The past few weeks have been rough, physically and emotionally. It is one of those dark times, though thankfully not the blackest I've ever seen. I'm portioning out what little energy I have. Adaptation has brought me a long way--I've managed like this for more than a decade now. Yet there's always the nagging doubt in the back of my mind that someday this won't be enough. I guess I can only be thankful that it seems to be enough for now.

Monday, July 04, 2011

Why I Despise the Kindle

Someday I want to have a best-selling book, or two, or three. Critically acclaimed, National Book Award-winning...featured on Oprah. Damn, that's not an option any more. Just kidding, kids...that's a joke.

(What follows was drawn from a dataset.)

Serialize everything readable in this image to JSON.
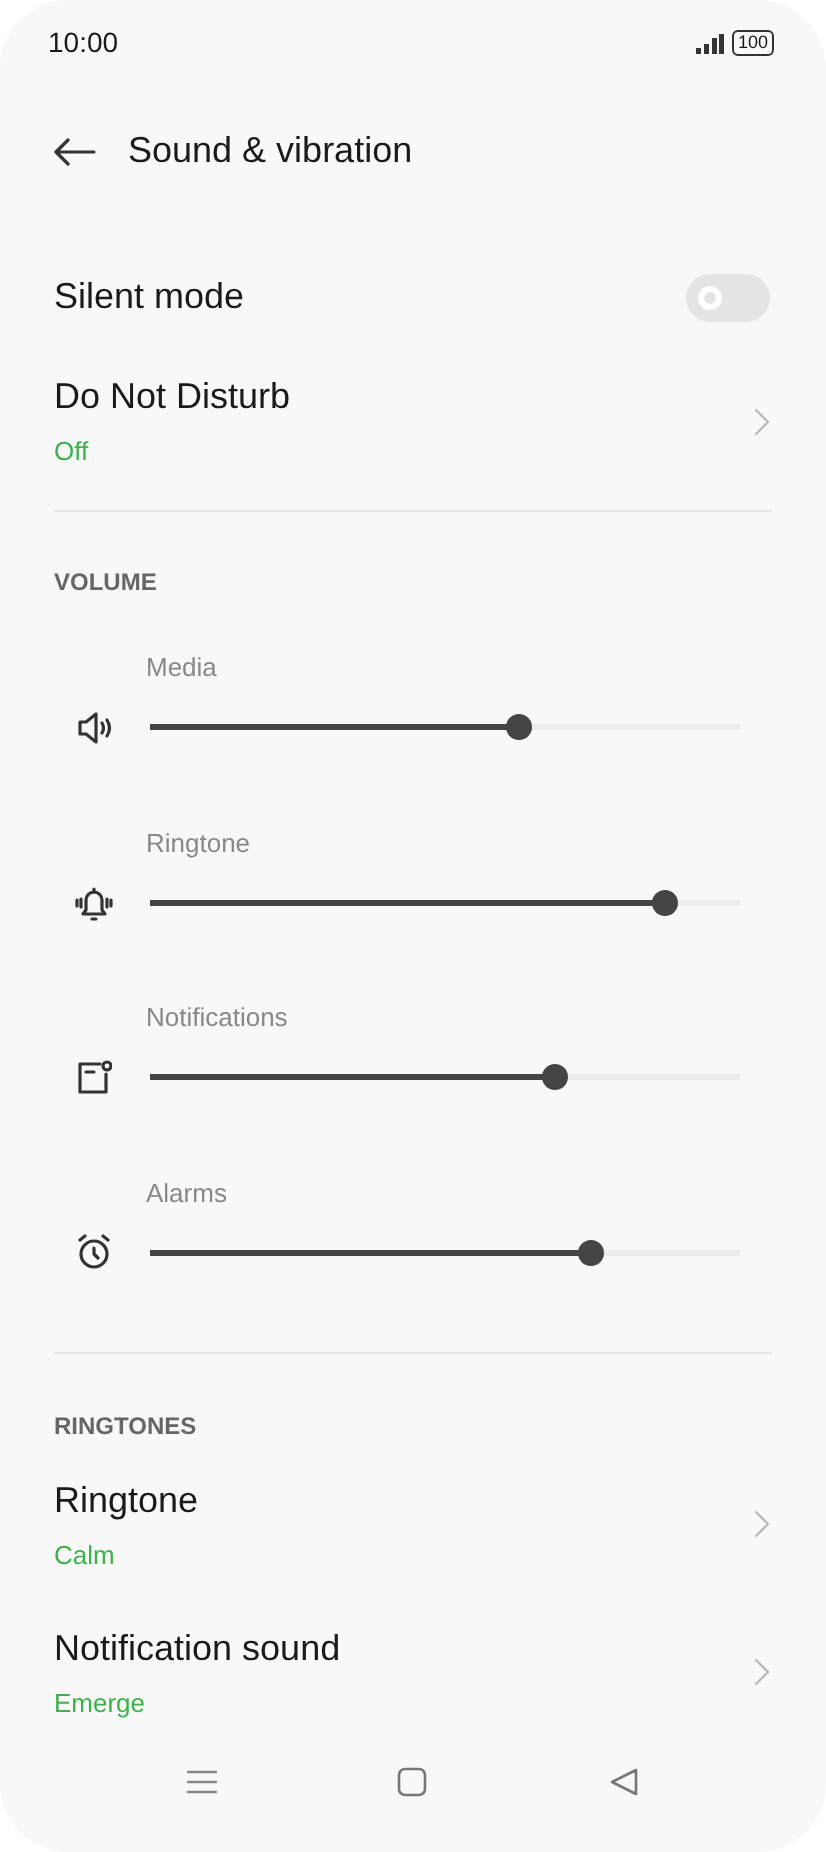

I think my feelings on the Oprah Book Club have been addressed here previously. If not, take a guess--you'll probably be right.
I want to be able to lovingly stroke (and possibly do you get to second base with a book?) the first copy that comes off the press. I want to smell that amazing new-book smell, a heady mixture of ink and grass and anticipation. I want to feel the stiffness of the uncracked spine and turn the gently textured pages. I want to be able to sign the front page--the one after the dedication, but before the table of contents--and give them away as the most narcissistic Christmas presents ever. I want to be able to heft a copy high in the air--on The Colbert Report, the morning news, on NPR (even though no one will be able to see it) and implore people to buy it. OK, maybe not all of these things.
I have no desire to write a best selling text file.
I am not interested in something that could possibly electrocute me should I read it in the bathtub. I do a lot of my best reading in the bathtub. You wouldn't believe me if I told you how much of my coursework for college--and for medical school, for that matter--was completed in the midst of a bevy of lavender-scented bubbles.
I saw an ad for a Kindle that said, "Easy to read in bright light!" I was momentarily stunned. Um, so are books...pretty much by definition. Bright light and the act of reading go together like peaches and cream, no? It's sort of like having an ad for applesauce that says, "You can eat it without grinding your teeth to painful nubs!" That is one of the benefits of applesauce--you can eat it when you're unable or unwilling to chew. Calling attention to this as a notable benefit of your product makes me...wary.
You don't need to 'power up' books. They just...are. I have NEVER had to change the battery in my copy of American Gods or The Sandman.
Libraries and bookstores are literally my favorite places to be. I feel safe there. Happy. Content. Anything that f*cks with that gets my dander up.
Not everything has to be made up of light and pixels these days (she wrote on her blog). There is something to be said for the concrete, the real, the physical.
All I'm saying is--give books a chance.